Shoegaze brings another layer of complexity with its use of obscured vocals often buried beneath layers upon layers of guitar effects. While deciphering every word might prove challenging at times with this genre’s hazy soundscapes.” It’s more about creating an immersive experience that heightens emotions rather than focusing solely on explicit meaning.”
- Darkwave delves into darker aspects
- Coldwave embodies feelings like alienation
- Shoegaze utilizes obscured vocals for emotional immersion
Sonic Manipulation: The Use of Effects and Production Techniques in Crafting Ethereal Soundscapes
In the realm of ethereal soundscapes, effects such as atmospheric reverberation play a crucial role. By adding reverb to instruments or vocals, producers create a sense of space and depth within the music. This technique mimics natural acoustics found in large rooms or cathedrals, giving the listener an otherworldly experience.
Another key aspect of crafting ethereal soundscapes is through layering textures. Multiple guitar tracks with intricate melodies are often combined to build complexity and richness. Additionally, synthesizers can be used to add atmospheric pads that fill sonic gaps with dreamy tones.
To enhance the ethereal quality further, delicate modulations are employed. Slow tremolos applied to guitars or synths provide gentle fluctuations in volume, creating a hypnotic effect. These subtle changes evoke feelings of introspection and transport listeners into hazy landscapes.
By incorporating these effects and production techniques into their work, musicians working within genres like darkwave, coldwave, and shoegaze can achieve captivating sonorities that captivate audiences seeking more profound listening experiences.
The Modern Revival: Darkwave, Coldwave, and Shoegaze in the Contemporary Music Scene
With its haunting melodies and introspective lyrics, darkwave has experienced a modern revival. This subgenre of new wave and post-punk rose to prominence in the 1980s but is now making waves again with its atmospheric soundscapes and ethereal vocals. Bands like Drab Majesty and Cold Cave are leading the charge in this resurgence, captivating audiences with their brooding yet beautiful music.
Similarly, coldwave, an offshoot of darkwave that originated in France during the late 1970s and early 1980s, has found a dedicated following among fans seeking melancholic tunes layered with icy synths. French acts like Trisomie 21 have breathed new life into this genre through their experimental sound blending elements of minimal electronic music and punk rock.
Meanwhile, shoegaze continues to enchant listeners with its immersive guitar effects and dreamy atmospheres. Known for bands such as My Bloody Valentine and Slowdive, shoegaze creates an otherworldly experience where contemplation meets distortion. Its wall of sound approach appeals to those who crave both introspection and sonic experimentation.

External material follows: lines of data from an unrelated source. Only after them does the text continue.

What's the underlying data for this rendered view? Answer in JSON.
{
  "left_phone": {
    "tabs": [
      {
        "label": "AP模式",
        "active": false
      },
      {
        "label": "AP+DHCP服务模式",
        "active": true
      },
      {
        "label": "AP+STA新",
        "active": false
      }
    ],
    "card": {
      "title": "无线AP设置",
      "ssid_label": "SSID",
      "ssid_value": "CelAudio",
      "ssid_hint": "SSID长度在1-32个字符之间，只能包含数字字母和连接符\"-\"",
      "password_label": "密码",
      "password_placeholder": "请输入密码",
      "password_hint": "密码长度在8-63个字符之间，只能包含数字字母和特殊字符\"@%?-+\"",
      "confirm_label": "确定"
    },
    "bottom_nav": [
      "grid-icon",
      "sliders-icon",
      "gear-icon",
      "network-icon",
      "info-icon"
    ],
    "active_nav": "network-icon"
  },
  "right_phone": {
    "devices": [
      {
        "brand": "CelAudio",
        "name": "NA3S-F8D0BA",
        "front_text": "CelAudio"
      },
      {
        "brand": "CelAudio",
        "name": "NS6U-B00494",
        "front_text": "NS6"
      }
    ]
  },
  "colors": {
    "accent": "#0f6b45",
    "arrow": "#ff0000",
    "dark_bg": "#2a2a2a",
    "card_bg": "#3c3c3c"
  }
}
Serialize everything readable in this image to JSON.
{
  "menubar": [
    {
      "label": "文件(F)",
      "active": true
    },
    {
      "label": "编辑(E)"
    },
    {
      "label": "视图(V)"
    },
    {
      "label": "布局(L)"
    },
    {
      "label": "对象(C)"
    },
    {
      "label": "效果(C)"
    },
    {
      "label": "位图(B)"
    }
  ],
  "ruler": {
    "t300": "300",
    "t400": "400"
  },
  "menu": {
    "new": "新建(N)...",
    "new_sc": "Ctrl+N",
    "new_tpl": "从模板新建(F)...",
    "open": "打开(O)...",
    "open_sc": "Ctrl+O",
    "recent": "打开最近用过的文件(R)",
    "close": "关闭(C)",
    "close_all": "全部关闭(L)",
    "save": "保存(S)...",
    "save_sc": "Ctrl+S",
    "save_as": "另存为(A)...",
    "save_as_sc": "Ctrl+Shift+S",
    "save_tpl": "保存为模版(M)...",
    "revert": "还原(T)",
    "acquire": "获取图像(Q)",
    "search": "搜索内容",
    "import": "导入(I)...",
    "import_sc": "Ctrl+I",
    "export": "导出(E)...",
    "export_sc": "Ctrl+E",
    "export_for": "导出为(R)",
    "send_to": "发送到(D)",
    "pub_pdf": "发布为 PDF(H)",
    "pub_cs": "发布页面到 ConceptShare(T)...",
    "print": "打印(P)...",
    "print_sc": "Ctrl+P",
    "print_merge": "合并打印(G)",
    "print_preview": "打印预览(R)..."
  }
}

In today’s contemporary music scene, these genres offer solace from mainstream sounds by delving into emotions not often explored. Combining nostalgia with innovation, darkwave, coldwave, and shoegaze are shaping a profoundly unique niche within alternative music.